WHAT YOU HAVE TO DO - Below are some entries; report how many of their lines contain the word "time", giving nothing besides the number.

Data records for software interfaces -

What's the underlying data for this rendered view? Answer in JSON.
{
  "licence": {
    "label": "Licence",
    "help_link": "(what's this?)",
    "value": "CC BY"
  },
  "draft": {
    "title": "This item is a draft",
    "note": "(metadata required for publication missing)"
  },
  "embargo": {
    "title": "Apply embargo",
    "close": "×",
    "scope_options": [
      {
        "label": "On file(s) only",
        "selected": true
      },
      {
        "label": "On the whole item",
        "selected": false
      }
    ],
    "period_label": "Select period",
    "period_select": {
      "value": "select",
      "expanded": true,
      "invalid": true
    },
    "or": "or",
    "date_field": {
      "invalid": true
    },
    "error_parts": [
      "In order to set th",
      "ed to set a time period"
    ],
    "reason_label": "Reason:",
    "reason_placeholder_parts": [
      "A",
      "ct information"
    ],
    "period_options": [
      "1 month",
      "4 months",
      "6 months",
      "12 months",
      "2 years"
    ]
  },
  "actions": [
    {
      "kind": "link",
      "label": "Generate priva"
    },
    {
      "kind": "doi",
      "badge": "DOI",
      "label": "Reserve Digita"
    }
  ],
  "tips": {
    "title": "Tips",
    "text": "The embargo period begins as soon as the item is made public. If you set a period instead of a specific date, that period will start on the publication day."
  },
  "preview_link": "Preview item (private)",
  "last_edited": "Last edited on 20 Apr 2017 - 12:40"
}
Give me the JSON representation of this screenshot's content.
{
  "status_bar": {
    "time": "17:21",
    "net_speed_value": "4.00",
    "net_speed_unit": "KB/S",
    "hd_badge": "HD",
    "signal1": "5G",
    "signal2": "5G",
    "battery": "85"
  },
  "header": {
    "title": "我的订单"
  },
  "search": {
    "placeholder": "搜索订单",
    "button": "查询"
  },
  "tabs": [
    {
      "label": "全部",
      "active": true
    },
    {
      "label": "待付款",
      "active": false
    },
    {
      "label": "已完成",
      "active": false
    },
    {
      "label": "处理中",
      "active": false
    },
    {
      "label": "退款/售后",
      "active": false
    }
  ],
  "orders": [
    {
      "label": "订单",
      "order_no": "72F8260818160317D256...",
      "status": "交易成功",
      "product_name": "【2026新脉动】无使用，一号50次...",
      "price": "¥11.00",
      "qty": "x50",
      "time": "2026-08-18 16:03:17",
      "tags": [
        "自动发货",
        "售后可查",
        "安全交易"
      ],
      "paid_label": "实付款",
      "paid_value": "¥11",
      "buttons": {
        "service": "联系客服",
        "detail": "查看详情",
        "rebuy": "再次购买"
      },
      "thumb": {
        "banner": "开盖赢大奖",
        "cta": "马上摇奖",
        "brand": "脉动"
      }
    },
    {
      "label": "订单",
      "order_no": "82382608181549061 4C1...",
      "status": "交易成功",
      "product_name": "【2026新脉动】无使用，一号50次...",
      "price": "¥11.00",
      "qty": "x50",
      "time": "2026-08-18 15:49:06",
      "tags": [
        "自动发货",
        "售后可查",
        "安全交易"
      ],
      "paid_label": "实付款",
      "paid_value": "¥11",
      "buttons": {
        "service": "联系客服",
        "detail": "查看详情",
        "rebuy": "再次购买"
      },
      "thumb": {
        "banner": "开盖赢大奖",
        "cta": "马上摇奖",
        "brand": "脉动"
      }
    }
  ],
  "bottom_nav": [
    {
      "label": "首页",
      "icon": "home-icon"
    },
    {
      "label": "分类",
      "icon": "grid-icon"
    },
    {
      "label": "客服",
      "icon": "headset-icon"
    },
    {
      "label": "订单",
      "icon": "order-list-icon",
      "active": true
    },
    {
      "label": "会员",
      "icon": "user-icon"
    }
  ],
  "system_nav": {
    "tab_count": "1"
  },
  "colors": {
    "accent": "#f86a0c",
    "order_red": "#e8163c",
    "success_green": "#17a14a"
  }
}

TASK ANSWER - 4